Start of Block

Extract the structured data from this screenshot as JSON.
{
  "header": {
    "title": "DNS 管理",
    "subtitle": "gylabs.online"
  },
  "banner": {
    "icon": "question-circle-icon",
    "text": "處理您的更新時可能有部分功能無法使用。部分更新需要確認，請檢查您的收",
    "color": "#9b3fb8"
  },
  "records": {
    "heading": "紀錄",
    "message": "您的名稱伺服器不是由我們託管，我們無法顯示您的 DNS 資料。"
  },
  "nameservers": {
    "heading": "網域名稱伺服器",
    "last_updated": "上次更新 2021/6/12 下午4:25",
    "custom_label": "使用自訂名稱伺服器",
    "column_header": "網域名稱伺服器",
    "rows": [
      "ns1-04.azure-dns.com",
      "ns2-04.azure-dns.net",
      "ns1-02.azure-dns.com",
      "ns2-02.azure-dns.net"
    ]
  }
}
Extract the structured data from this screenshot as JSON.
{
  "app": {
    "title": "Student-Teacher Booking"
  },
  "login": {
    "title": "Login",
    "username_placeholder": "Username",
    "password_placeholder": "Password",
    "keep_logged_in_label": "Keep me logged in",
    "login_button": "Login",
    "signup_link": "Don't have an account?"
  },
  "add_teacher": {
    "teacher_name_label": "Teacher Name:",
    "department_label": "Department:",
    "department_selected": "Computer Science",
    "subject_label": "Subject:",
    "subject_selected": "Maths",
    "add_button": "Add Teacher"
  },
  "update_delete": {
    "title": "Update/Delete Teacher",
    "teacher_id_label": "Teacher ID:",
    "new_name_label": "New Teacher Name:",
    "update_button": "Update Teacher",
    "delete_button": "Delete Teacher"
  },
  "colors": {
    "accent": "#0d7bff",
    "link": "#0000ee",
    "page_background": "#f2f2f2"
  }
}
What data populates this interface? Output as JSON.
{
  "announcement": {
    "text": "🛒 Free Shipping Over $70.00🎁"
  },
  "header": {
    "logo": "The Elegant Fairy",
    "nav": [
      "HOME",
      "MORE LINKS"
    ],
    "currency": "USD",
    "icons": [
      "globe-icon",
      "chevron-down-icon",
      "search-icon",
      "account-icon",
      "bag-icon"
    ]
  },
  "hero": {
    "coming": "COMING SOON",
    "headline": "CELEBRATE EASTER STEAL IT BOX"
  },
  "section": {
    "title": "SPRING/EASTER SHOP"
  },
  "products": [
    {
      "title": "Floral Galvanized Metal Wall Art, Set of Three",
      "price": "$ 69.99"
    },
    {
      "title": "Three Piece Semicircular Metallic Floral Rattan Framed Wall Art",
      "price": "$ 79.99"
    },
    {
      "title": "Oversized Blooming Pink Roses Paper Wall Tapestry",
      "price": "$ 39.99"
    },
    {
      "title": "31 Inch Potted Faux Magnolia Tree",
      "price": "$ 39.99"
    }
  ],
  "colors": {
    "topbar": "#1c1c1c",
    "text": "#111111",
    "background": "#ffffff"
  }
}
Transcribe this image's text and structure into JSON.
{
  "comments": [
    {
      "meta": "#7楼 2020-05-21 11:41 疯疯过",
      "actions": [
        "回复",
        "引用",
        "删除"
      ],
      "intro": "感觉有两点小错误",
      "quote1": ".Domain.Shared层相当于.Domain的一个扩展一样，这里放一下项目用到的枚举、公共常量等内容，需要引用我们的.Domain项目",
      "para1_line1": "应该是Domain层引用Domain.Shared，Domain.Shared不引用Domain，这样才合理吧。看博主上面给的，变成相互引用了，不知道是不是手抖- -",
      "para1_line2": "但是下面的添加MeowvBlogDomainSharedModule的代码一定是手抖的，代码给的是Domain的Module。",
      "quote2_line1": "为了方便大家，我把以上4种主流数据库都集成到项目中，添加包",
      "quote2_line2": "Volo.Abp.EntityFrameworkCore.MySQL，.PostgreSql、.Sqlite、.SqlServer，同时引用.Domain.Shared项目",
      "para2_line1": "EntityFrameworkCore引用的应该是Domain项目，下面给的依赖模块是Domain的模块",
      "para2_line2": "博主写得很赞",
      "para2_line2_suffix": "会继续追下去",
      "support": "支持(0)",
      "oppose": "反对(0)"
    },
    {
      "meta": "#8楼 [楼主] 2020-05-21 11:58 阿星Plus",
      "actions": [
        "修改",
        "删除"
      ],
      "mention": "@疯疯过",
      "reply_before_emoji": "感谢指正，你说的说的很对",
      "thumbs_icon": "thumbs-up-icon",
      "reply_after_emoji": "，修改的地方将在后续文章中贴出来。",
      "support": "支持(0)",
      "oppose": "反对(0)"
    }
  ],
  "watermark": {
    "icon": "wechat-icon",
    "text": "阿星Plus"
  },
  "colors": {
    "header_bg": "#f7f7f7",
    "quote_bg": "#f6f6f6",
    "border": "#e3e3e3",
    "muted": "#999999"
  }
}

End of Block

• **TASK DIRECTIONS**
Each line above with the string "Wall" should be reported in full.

• **TASK RESPONSE**
      "title": "Floral Galvanized Metal Wall Art, Set of Three",
      "title": "Three Piece Semicircular Metallic Floral Rattan Framed Wall Art",
      "title": "Oversized Blooming Pink Roses Paper Wall Tapestry",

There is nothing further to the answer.